In spring 2017, I served as a teaching assistant for "Fantastic Places, Unhuman Humans," Brown's first ever online-only general education course in the humanities. In this gamified course, students follow a humanoid's curiosity about what it means to be human through the use of literary analysis. In addition to weekly readings, students completed cafes (discussion forums) and quests (close readings, papers, visualizations, or fun assignments!) In addition to the conceptual questions around humanity and nature, the technical skills of close readings and literary analysis, we also wanted students to think about the creative opportunities to engage with literature and express new viewpoints from the readings. Along the way, students had the option to earn skill badges and levels to 1) highlight achievement throughout the course and b) take on new opportunities or challenges.
Here's what I learned.
1.There is a person on the other side of the screen.
This is true of every course – students are people, and people have lives. But in this class, it felt like something I had to remind myself of regularly: when students were sending emails at all hours of the day, when they included their personal experiences from varied disciplines, when I had to pull the questions out of them for that week's discussion. This is particularly important in thinking about the students who participated in the course - When your only interaction is a quick forum post, there's a harshness that removes the human element from the conversation. (We weren't even using our own faces – everyone used character avatars!) For a class that was centered on themes of humanity and moral judgment, that had to be at the crux of what we were doing
2. Use your words.
Building on that: When you're only communicating through grade comments and forum responses, there's almost an amplification of my role as an educator. And the best TAs and instructors that I've had recognize the bigger implications of that power dynamic – trying to be as helpful as possible to see where we're going. I tried to send out regular emails that communicated that aspect, to send comments that focused on the student as scholar and person.
But also, use your words in developing the course. Be clear in what you're expecting (and what you're not.) Articulate course goals, missions, and skills each week – ask them what's working and what isn't. Because if you don't ask, you can't help students effectively. One week, we forgot to include a step on an assignment, so students didn't complete the analysis we were expecting. That's not their fault – that's entirely on us. Text was our primary mode of communication throughout the course, so we had to be sure to use it effectively through course materials.
3. Building community is…difficult.
It can happen in digital spaces – just look at online fandoms, hashtags, or old-school forum discussions.

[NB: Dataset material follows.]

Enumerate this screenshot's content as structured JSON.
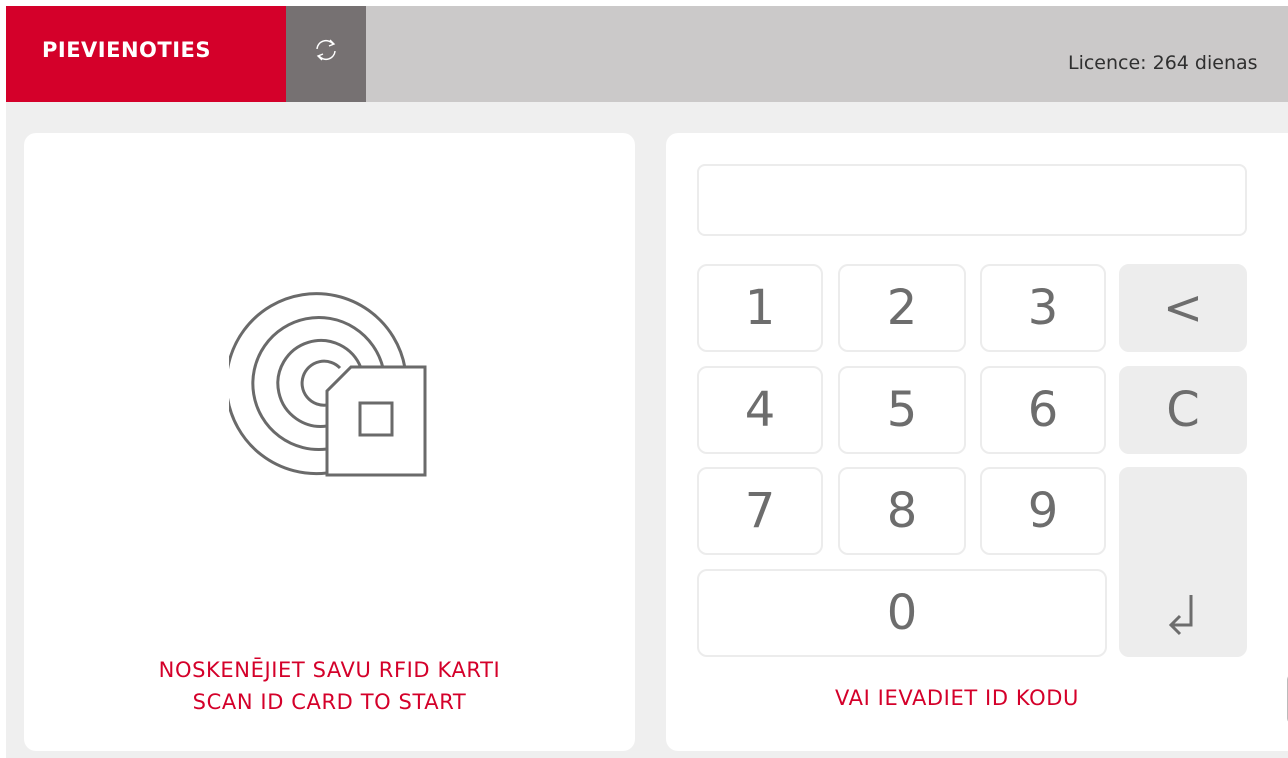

Digital communities make up a large part of our daily experiences. But it's different to recreate that in the context of a course – it's artificial at best, forced at worst. I've seen a lot of professors work to incorporate digital elements into a course for community-building, with limited success.
In our café/forum discussions, I tried to make my comments geared towards continuing the conversation: "Timothy, how does your comment correspond with Jane's post?" I also encouraged them to talk about their creative quest assignments in the class discussion: "What did you learn from looking at the book covers for last week's quest? Can you talk about that here?" And it worked, sometimes! It was exciting to see conversations carry over from week to week, to see students build on each other's ideas in ways that seemed genuine – like you'd expect in a traditional classroom setting! To take this a step further, I think collaboration would be an important step to add to the gamified nature of the course. Finding ways for students to work together and peer review as a form of participation places a value in the gaming process.

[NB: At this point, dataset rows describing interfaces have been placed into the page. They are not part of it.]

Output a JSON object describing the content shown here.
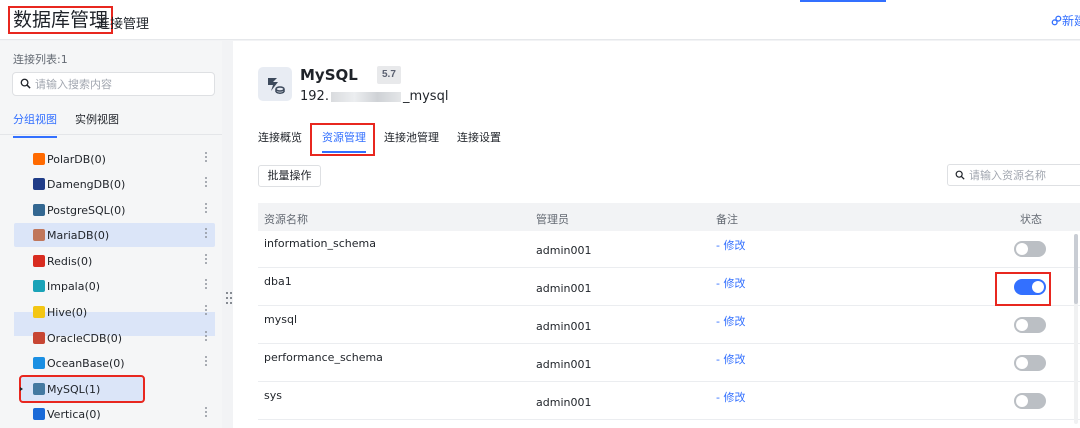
{
  "header": {
    "title": "数据库管理",
    "subnav": "连接管理",
    "new_button": "新建"
  },
  "colors": {
    "accent": "#3370ff",
    "highlight_box": "#e8271f"
  },
  "sidebar": {
    "count_label": "连接列表:1",
    "search_placeholder": "请输入搜索内容",
    "view_tabs": [
      "分组视图",
      "实例视图"
    ],
    "items": [
      {
        "label": "PolarDB(0)",
        "icon": "polardb-icon",
        "color": "#ff6a00"
      },
      {
        "label": "DamengDB(0)",
        "icon": "damengdb-icon",
        "color": "#1f3c88"
      },
      {
        "label": "PostgreSQL(0)",
        "icon": "postgresql-icon",
        "color": "#336791"
      },
      {
        "label": "MariaDB(0)",
        "icon": "mariadb-icon",
        "color": "#c0765a"
      },
      {
        "label": "Redis(0)",
        "icon": "redis-icon",
        "color": "#d82c20"
      },
      {
        "label": "Impala(0)",
        "icon": "impala-icon",
        "color": "#1aa3b8"
      },
      {
        "label": "Hive(0)",
        "icon": "hive-icon",
        "color": "#fdee21"
      },
      {
        "label": "OracleCDB(0)",
        "icon": "oraclecdb-icon",
        "color": "#c74634"
      },
      {
        "label": "OceanBase(0)",
        "icon": "oceanbase-icon",
        "color": "#1a8fe3"
      },
      {
        "label": "MySQL(1)",
        "icon": "mysql-icon",
        "color": "#4479a1"
      },
      {
        "label": "Vertica(0)",
        "icon": "vertica-icon",
        "color": "#1a6ad8"
      }
    ]
  },
  "main": {
    "db_name": "MySQL",
    "db_version": "5.7",
    "host_prefix": "192.",
    "host_suffix": "_mysql",
    "tabs": [
      "连接概览",
      "资源管理",
      "连接池管理",
      "连接设置"
    ],
    "active_tab": "资源管理",
    "batch_button": "批量操作",
    "resource_search_placeholder": "请输入资源名称",
    "table": {
      "headers": [
        "资源名称",
        "管理员",
        "备注",
        "状态"
      ],
      "rows": [
        {
          "name": "information_schema",
          "admin": "admin001",
          "note": "- 修改",
          "enabled": false
        },
        {
          "name": "dba1",
          "admin": "admin001",
          "note": "- 修改",
          "enabled": true
        },
        {
          "name": "mysql",
          "admin": "admin001",
          "note": "- 修改",
          "enabled": false
        },
        {
          "name": "performance_schema",
          "admin": "admin001",
          "note": "- 修改",
          "enabled": false
        },
        {
          "name": "sys",
          "admin": "admin001",
          "note": "- 修改",
          "enabled": false
        }
      ]
    }
  }
}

4. What students expect from online courses =/= What we want out of students in online courses
To be fair, I'm not entirely sure of how to change this one. As someone who has taken a lot of online courses, I recognize the implicit assumption that online courses will be easier. It feels like a get-in, get-out space, because all you do is the work. There's an assumption that will be easier (even when it's not), and that makes students frustrated. And then the course becomes something of a push/pull – handing in assignments without thinking through the goals of the course or why students are interested in the topic in the first place.
Speaking with other instructors who work online, this is a common issue – students are resistant to changing the structure of a course for more interaction, creativity, and further discussion. I think the gamified nature of this particular course made it somewhat easier for students to digest the more experimental assignments – it's hard to work through traditional literary analysis without taking the steps to explain the process. Digital environments require educators to think about different entry points in materials – how do we get students to recognize that shift, too?
Thank you to my fellow "travelers" in this course: Jim Egan, Naomi Pariseault, Matt Rockman, my fellow TAs, and of course, the great students who accompanied us on this journey! The BrownX version of the course, which is non-credit and no-cost, will run January 30 through February 26, 2018.
All images used in the course and in this blog post were designed by Matt Rockman.